Uncertainties in dealing with Bureaucracies of Death in Transnational (Post)-Mortal Practices of Russian-Speaking Immigrants in Finland  
Olga Davydova-Minguet (University of Eastern Finland) Pirjo Pöllänen (Karelian Institute, University of Eastern Finland)

Paper short abstract:

In our analysis of Russian migrants’ narrated experiences of the bureaucratic formalization of death in a transnational Finnish-Russian context we aim to better understand transnational death in its relation to societal structures of bordering Finnish and Russian states.

Paper long abstract:

In Finland, Russian-speaking immigrants constitute the largest foreign-born minority. Their everyday lives are characterized by dense transnational ties which are still (despite of recent Covid- and on-going war-related travel restrictions) easy to maintain due to the proximity of their places of origin with their places of dwelling, the existence of transnational families, and mediatized connections (Davydova-Minguet and Pöllänen, 2020 and 2021; Davydova-Minguet et al., 2019). Due to the recent character of immigration to Finland, deaths of Russian-speaking immigrants have been relatively rare, but they are becoming more common as those who immigrated in the first waves of the post-Soviet immigration are now getting old. These deaths need to be formalized transnationally because they occur in a way in continuation of the transnational lives of migrants.

Through the death of a relative in the country of immigration, Russian speakers deal with the Finnish authorities and actors with whom they may not have had any relationship before. At the same time, death sheds light on the many relationships of Russian-speakers that connect them to the authorities of the Russian state across the border, namely, the social benefits they enjoy, the real estate they own, and their relationship with financial institutions. Acting according to the Finnish rules and managing bureaucratic transnational relationships takes a lot of time, creates misunderstandings and mistakes, and the formalization of death becomes a laborious transnational process of a “long farewell”.

The presentation is based on our on-going project on practices and meanings of death in transnational Finnish-Russian context.

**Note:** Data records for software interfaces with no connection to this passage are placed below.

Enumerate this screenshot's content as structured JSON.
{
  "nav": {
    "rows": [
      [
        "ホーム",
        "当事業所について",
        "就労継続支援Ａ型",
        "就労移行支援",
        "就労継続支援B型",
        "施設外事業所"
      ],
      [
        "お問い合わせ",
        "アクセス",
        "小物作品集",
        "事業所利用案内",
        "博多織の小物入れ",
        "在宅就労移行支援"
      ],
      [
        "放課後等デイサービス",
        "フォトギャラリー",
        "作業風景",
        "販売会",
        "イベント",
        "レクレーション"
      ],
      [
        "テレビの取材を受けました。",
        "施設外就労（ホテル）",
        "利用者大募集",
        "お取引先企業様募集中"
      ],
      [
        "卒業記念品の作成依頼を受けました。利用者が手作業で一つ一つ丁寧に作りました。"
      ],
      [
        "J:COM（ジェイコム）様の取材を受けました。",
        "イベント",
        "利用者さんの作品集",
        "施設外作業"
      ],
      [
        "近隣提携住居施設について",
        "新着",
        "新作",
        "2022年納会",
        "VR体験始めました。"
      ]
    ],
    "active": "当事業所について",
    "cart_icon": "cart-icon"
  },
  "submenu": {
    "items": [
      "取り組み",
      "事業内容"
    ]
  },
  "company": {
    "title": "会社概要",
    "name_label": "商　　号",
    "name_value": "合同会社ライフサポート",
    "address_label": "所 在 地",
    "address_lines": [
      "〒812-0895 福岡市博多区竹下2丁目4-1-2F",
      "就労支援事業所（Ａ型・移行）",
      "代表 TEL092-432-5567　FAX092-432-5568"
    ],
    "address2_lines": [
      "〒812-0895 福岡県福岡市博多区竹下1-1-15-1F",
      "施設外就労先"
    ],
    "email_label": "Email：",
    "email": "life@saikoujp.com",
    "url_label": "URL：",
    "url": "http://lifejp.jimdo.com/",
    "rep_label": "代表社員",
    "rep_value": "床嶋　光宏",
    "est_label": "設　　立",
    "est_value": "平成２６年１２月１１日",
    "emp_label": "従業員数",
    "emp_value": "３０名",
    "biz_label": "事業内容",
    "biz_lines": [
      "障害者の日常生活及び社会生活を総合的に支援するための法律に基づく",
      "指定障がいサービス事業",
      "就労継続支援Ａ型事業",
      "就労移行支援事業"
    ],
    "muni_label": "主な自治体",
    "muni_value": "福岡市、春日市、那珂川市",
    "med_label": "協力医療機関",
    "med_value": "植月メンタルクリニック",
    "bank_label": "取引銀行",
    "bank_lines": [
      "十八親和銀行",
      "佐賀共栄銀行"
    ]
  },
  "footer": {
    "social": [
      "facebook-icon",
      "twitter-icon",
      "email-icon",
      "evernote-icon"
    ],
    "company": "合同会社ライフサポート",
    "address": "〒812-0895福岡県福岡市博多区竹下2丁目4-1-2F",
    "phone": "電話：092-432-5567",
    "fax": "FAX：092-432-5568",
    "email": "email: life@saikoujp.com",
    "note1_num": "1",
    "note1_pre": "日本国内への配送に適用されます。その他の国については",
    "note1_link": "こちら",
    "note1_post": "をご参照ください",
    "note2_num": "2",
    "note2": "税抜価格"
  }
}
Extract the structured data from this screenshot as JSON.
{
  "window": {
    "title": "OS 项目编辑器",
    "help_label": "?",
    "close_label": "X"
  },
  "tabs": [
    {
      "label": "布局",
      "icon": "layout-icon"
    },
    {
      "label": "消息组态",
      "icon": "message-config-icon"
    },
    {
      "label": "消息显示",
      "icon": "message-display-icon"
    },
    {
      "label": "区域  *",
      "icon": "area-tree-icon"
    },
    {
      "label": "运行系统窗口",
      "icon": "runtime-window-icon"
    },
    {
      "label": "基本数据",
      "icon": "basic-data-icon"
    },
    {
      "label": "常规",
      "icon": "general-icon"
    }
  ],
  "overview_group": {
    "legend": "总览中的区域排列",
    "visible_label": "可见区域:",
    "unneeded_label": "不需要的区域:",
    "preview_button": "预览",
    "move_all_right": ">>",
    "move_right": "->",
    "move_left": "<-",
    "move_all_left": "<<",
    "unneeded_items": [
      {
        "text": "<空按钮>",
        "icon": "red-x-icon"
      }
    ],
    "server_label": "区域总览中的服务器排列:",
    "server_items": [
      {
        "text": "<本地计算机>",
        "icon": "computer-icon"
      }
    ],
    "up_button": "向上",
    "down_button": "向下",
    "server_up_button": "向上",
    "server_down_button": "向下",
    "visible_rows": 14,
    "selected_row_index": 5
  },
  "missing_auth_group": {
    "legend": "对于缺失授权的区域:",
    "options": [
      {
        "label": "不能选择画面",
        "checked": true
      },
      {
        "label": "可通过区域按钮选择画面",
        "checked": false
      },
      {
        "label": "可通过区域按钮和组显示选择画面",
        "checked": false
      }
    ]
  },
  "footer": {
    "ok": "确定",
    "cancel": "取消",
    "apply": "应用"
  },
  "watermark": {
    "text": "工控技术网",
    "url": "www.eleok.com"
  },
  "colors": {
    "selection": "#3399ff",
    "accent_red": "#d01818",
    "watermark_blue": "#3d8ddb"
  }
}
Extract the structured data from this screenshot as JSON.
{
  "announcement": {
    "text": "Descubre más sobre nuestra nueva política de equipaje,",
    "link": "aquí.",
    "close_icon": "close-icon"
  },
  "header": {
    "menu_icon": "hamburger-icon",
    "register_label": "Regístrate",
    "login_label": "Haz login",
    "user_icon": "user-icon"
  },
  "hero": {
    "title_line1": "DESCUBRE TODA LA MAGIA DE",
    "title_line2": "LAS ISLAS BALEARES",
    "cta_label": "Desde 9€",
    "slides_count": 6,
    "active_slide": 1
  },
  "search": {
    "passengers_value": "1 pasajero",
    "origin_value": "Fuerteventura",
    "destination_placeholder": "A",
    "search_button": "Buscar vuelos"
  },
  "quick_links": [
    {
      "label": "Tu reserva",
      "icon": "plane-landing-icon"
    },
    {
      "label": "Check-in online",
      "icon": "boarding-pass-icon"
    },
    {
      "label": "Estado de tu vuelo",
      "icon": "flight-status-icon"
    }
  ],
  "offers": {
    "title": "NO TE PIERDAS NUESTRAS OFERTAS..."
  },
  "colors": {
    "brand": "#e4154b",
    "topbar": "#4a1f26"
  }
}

Panel Narr02
Uncertain death: narrative and physical death and the spaces in between
  Session 2 Saturday 10 June, 2023, -